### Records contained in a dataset
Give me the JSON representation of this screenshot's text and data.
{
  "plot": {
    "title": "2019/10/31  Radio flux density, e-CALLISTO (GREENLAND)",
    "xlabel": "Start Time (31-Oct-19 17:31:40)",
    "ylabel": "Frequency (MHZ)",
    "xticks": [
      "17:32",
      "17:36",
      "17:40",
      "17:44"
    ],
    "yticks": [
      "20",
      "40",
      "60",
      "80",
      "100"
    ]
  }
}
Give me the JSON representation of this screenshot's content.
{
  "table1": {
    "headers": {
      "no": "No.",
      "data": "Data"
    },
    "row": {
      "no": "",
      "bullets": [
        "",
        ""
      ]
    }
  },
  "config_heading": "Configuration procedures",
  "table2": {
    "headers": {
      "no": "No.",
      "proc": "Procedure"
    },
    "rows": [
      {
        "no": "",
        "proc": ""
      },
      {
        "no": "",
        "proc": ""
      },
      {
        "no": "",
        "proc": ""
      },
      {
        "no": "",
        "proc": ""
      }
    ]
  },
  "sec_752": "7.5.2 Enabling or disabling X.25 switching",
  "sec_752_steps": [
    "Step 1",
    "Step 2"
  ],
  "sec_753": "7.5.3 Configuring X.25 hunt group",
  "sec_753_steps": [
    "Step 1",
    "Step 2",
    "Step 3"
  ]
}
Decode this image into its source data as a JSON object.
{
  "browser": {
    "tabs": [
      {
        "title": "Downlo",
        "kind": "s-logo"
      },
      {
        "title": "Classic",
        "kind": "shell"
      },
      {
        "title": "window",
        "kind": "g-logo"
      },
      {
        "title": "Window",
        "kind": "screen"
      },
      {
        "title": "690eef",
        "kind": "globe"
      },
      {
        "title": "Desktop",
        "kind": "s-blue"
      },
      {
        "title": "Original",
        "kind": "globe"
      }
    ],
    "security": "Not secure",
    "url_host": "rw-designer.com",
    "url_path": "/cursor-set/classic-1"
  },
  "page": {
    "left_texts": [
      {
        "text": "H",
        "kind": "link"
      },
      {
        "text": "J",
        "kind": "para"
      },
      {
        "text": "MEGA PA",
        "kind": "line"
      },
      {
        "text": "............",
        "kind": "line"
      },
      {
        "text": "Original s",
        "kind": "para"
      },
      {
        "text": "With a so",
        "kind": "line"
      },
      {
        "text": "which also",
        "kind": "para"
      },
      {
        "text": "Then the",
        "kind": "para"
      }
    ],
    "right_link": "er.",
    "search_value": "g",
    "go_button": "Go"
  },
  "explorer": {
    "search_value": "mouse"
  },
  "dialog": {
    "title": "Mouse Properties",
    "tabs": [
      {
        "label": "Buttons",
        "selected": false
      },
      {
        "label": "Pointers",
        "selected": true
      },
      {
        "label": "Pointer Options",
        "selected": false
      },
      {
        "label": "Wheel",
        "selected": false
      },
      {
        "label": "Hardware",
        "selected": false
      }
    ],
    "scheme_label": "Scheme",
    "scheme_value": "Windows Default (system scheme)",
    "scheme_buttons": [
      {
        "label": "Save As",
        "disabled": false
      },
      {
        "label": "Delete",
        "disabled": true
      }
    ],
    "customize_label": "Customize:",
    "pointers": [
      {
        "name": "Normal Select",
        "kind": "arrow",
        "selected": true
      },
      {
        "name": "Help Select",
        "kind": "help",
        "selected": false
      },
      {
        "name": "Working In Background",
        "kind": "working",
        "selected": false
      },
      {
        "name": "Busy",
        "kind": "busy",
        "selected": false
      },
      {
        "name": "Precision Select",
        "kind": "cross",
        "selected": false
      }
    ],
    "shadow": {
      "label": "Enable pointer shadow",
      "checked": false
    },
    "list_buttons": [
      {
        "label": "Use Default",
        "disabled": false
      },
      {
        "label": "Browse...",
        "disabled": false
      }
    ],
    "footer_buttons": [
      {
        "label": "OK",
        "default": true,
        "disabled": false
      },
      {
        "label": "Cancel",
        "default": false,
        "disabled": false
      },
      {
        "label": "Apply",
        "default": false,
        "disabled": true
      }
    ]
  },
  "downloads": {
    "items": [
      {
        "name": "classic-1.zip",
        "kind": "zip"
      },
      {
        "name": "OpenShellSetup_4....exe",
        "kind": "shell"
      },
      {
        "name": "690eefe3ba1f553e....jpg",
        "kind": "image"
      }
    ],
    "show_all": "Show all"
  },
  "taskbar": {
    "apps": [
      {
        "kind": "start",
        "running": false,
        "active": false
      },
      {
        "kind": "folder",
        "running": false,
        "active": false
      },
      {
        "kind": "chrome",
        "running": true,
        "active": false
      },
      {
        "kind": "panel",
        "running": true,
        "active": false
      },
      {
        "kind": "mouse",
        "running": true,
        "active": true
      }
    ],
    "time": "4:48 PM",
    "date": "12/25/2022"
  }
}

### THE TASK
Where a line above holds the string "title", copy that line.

### SOLUTION FOR THIS EXERCISE
    "title": "2019/10/31  Radio flux density, e-CALLISTO (GREENLAND)",
        "title": "Downlo",
        "title": "Classic",
        "title": "window",
        "title": "Window",
        "title": "690eef",
        "title": "Desktop",
        "title": "Original",
    "title": "Mouse Properties",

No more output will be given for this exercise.